> That's true (and will be addressed)

Glad to hear it! It's probably the biggest issue trying to do functional programming on the JVM.

> There is no difficulty supporting that. In fact, the Java language is about to get that without JVM changes.

The technique to implement ADTs in functional languages on the JVM has often been to add an integer tag to every subtype and switch on that, but it's ugly enough for interop that IIRC Scala doesn't do it (and is thus less efficient).


Packet is a great alternative to the NuGet client.

Tooling might be slightly behind Java's, but honestly, there's not much in it. Dotnet Core might only have been available on Linux for a few years, but Mono was around for many before that.

The dotnet CLI also recently got the concept of 'global tools', which are akin to NPMs.

A lot of work is also underway on better cross-platform performance analysis, crash dump handling and the like for runtime in production[0]

Is there anything in particular you miss?

[0] https://devblogs.microsoft.com/dotnet/introducing-diagnostic...


Maybe not much that the OP miss. But then again there's nothing to miss from Java either since Java fulfill his requirements (maybe more than .NET can).

If I'm a Java developer who has been using Maven for such a long time. I don't see the allure switching to .NET just because NuGet exist or whatever Packet stands for.

The big data ecosystem is all JVM/Java.

Android started off as Java. Sure they have Kotlin now, but I don't know how many developers switching to Kotlin in drives.

Basically, the ecosystem of Java is already _there_ when MSFT is trying to catch it up so experienced Devs (a.k.a people who are already comfortable with the tooling) do not see the reason to switch.

As for me myself, I used to intern at MSFT back in the mid 2000 drinking the .NET kool-aid. One day I woke up and realize that part of the hi-tech world that interest me, relies a lot on OSS and the large portion of OSS was Java. Fast forward to today, FAANG is mostly Java shop. Java seems like a safer ground for me to have a longer career.

That's just me and my 2c. I'm too lazy to switch to .NET since there's no added value at the moment unless if I want to do back-office in-house web-app.


According to the roadmap, Mono's JVM interop used for Xamarin Android will be making its way more directly into .NET Core and will light up on almost every platform, which would give .NET greater, direct access to the Java ecosystem as well.

What about Kotlin?

Why downvote ? C#/Visual Studio is one of the best languages out there.

Lightyears behind it. There's no reason Java is still prevalent besides inertia. .NET/.NET Core is going to slowly but surely overtake it with Java shooting itself in the foot with the new licensing terms and .NET/C#'s far better feature set/better design (lessons learned from Java/JVM's mistakes were able to be fixed in C#/.NET)

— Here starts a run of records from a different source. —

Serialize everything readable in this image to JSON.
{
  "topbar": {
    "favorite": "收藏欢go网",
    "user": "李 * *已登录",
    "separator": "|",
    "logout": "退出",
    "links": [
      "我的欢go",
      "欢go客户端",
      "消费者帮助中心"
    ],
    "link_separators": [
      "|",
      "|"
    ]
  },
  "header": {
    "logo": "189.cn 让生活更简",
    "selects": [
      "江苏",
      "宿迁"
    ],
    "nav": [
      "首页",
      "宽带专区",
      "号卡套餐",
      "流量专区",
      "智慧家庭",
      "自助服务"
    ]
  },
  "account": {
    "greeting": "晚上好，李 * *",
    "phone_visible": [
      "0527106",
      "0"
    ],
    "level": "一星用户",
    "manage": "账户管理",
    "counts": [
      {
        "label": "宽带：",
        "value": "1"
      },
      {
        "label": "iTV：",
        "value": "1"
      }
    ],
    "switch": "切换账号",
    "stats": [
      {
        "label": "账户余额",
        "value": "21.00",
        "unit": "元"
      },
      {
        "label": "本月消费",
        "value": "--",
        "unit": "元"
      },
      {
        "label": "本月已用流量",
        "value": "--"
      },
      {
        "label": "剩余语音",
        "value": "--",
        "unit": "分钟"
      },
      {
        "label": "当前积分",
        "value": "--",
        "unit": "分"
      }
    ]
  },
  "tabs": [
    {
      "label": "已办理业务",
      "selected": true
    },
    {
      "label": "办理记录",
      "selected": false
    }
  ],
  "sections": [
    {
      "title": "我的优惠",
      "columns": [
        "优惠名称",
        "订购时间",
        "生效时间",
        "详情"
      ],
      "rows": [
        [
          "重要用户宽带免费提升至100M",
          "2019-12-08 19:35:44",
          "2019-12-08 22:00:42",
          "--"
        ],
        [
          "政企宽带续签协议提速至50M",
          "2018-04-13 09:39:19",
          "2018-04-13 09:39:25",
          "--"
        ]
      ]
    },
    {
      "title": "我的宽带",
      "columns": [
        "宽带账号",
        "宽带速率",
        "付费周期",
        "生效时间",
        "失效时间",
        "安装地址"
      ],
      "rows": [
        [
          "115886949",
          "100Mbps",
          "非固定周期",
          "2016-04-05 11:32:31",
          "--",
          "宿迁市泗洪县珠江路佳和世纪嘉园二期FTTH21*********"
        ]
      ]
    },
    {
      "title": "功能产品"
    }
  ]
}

Guidelines | FAQ | Support | API | Security | Lists | Bookmarklet | Legal | Apply to YC | Contact

Search: